== GIVEN RECORDS ==

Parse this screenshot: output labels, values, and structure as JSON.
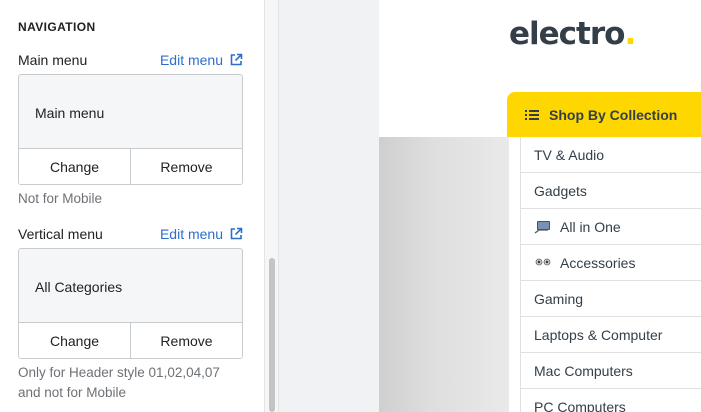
{
  "settings": {
    "section_title": "NAVIGATION",
    "main_menu": {
      "label": "Main menu",
      "edit_link": "Edit menu",
      "value": "Main menu",
      "change_button": "Change",
      "remove_button": "Remove",
      "help": "Not for Mobile"
    },
    "vertical_menu": {
      "label": "Vertical menu",
      "edit_link": "Edit menu",
      "value": "All Categories",
      "change_button": "Change",
      "remove_button": "Remove",
      "help_line1": "Only for Header style 01,02,04,07",
      "help_line2": "and not for Mobile"
    }
  },
  "preview": {
    "logo_text": "electro",
    "logo_dot": ".",
    "collection_button": "Shop By Collection",
    "categories": [
      {
        "label": "TV & Audio",
        "icon": ""
      },
      {
        "label": "Gadgets",
        "icon": ""
      },
      {
        "label": "All in One",
        "icon": "computer-icon"
      },
      {
        "label": "Accessories",
        "icon": "earbuds-icon"
      },
      {
        "label": "Gaming",
        "icon": ""
      },
      {
        "label": "Laptops & Computer",
        "icon": ""
      },
      {
        "label": "Mac Computers",
        "icon": ""
      },
      {
        "label": "PC Computers",
        "icon": ""
      }
    ]
  },
  "colors": {
    "link": "#2c6ecb",
    "brand_yellow": "#fed700",
    "brand_dark": "#333e48"
  }
}
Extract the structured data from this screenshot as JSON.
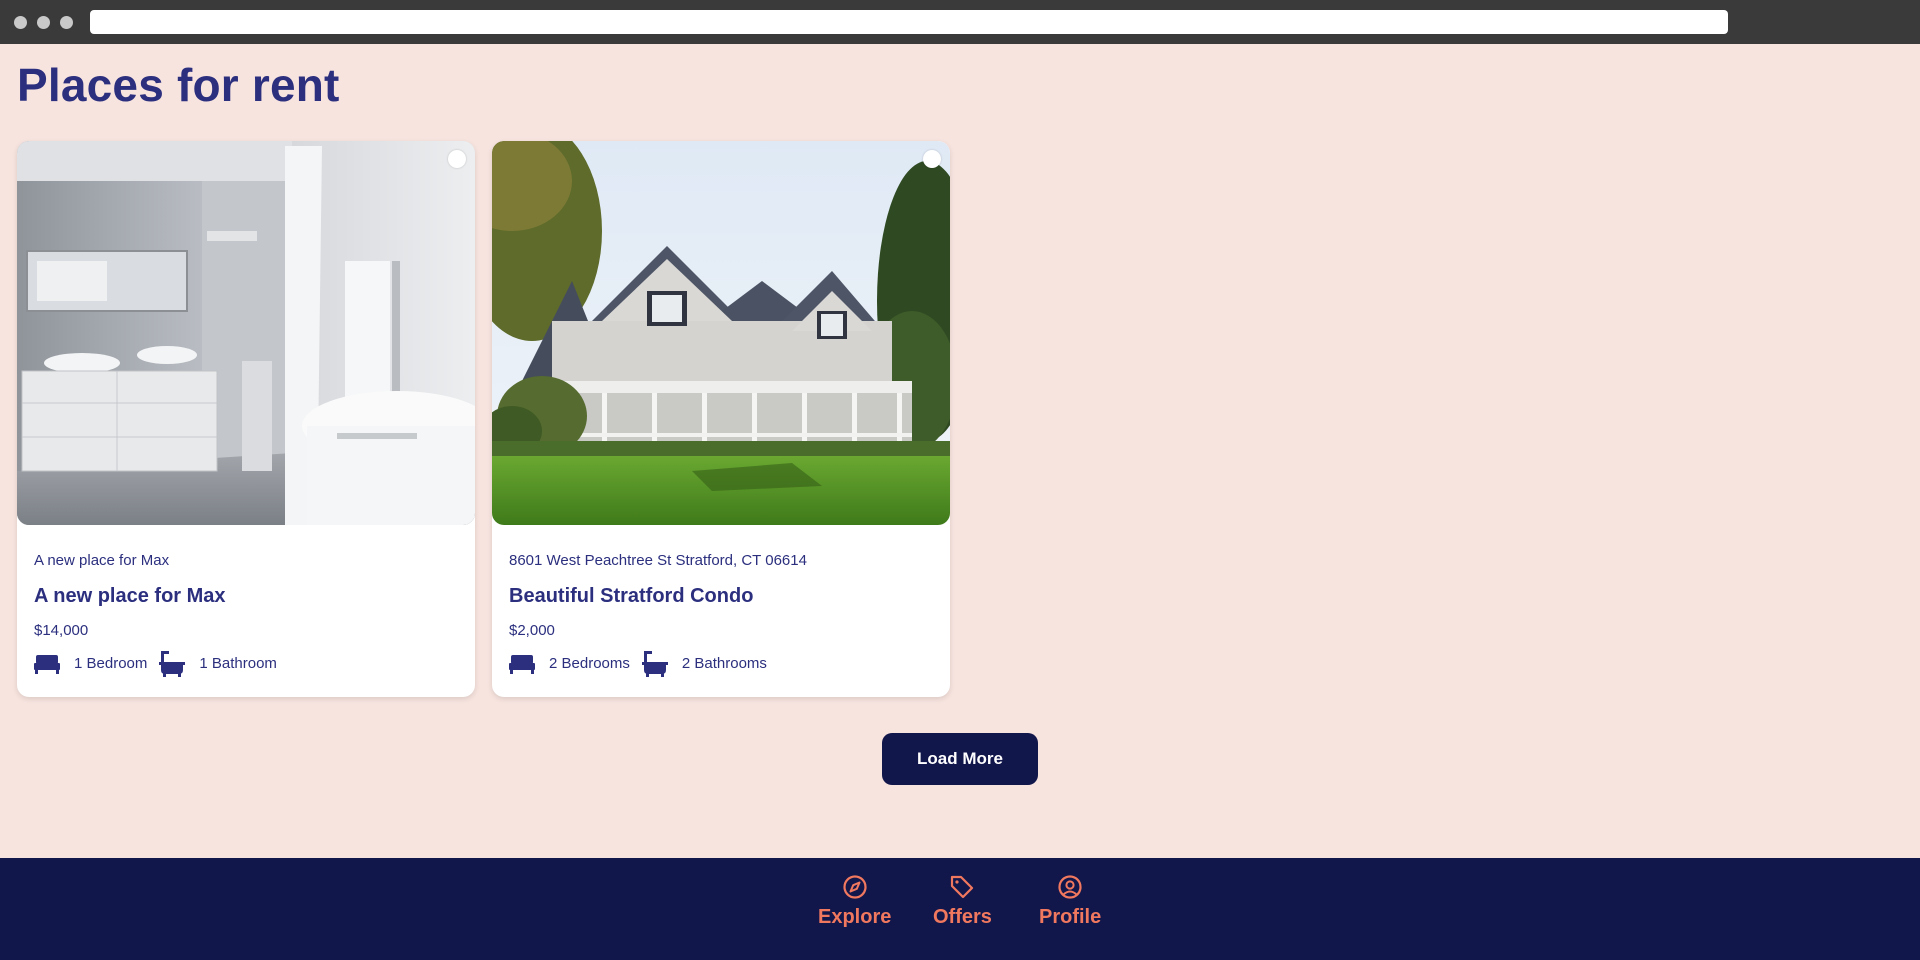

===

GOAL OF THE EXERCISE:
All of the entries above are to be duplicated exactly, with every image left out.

RESULT OF THIS EXERCISE:
Parse this screenshot: output labels, values, and structure as JSON.
{
  "settings": {
    "section_title": "NAVIGATION",
    "main_menu": {
      "label": "Main menu",
      "edit_link": "Edit menu",
      "value": "Main menu",
      "change_button": "Change",
      "remove_button": "Remove",
      "help": "Not for Mobile"
    },
    "vertical_menu": {
      "label": "Vertical menu",
      "edit_link": "Edit menu",
      "value": "All Categories",
      "change_button": "Change",
      "remove_button": "Remove",
      "help_line1": "Only for Header style 01,02,04,07",
      "help_line2": "and not for Mobile"
    }
  },
  "preview": {
    "logo_text": "electro",
    "logo_dot": ".",
    "collection_button": "Shop By Collection",
    "categories": [
      {
        "label": "TV & Audio",
        "icon": ""
      },
      {
        "label": "Gadgets",
        "icon": ""
      },
      {
        "label": "All in One",
        "icon": "computer-icon"
      },
      {
        "label": "Accessories",
        "icon": "earbuds-icon"
      },
      {
        "label": "Gaming",
        "icon": ""
      },
      {
        "label": "Laptops & Computer",
        "icon": ""
      },
      {
        "label": "Mac Computers",
        "icon": ""
      },
      {
        "label": "PC Computers",
        "icon": ""
      }
    ]
  },
  "colors": {
    "link": "#2c6ecb",
    "brand_yellow": "#fed700",
    "brand_dark": "#333e48"
  }
}
Extract the structured data from this screenshot as JSON.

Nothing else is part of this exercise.